* EXERCISE: Keep every line in which "this" occurs and drop the rest of the data.
AVAILABLE DATA below:
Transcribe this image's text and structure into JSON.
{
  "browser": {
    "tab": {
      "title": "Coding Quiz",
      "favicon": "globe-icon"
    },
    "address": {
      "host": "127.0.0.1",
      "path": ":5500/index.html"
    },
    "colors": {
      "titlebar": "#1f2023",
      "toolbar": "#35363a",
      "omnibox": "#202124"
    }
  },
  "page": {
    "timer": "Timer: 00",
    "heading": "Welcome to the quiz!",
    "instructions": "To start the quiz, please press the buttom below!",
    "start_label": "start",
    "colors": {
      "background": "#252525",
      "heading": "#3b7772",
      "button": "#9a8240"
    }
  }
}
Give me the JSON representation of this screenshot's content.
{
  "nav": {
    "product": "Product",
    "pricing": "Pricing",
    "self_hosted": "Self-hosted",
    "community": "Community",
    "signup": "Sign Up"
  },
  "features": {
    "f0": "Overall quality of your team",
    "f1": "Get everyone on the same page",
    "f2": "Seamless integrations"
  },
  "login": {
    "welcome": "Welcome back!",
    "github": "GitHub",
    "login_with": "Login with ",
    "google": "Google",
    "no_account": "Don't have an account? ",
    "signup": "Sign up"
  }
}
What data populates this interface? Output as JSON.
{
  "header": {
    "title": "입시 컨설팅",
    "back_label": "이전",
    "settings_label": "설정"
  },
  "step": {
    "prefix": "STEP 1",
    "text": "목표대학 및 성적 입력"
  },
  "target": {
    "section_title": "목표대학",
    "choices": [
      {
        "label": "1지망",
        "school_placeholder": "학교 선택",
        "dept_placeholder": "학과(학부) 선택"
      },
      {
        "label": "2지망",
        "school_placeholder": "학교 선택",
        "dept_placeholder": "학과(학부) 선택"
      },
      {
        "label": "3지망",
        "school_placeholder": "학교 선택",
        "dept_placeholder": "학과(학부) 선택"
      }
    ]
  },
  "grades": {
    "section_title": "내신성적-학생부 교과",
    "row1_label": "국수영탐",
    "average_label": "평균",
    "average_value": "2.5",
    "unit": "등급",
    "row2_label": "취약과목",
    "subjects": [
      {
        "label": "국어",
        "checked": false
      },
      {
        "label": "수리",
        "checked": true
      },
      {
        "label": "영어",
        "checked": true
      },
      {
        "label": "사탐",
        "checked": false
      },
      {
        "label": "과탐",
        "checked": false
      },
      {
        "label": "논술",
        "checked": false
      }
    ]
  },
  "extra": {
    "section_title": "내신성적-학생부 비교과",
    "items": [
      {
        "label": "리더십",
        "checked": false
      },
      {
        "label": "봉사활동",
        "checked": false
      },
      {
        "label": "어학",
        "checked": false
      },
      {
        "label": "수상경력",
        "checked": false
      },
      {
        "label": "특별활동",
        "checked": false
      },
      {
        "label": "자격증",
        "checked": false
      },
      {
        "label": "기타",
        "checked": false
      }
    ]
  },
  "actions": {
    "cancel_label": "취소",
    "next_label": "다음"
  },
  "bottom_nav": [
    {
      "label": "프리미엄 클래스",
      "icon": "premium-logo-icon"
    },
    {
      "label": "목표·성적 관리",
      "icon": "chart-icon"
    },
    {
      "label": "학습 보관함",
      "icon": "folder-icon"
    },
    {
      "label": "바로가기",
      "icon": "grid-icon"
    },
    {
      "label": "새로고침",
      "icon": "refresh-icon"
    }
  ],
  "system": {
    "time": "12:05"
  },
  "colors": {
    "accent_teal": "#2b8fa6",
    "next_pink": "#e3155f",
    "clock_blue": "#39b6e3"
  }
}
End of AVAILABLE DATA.
* SOLUTION TO THE EXERCISE:
Transcribe this image's text and structure into JSON.
Give me the JSON representation of this screenshot's content.
What data populates this interface? Output as JSON.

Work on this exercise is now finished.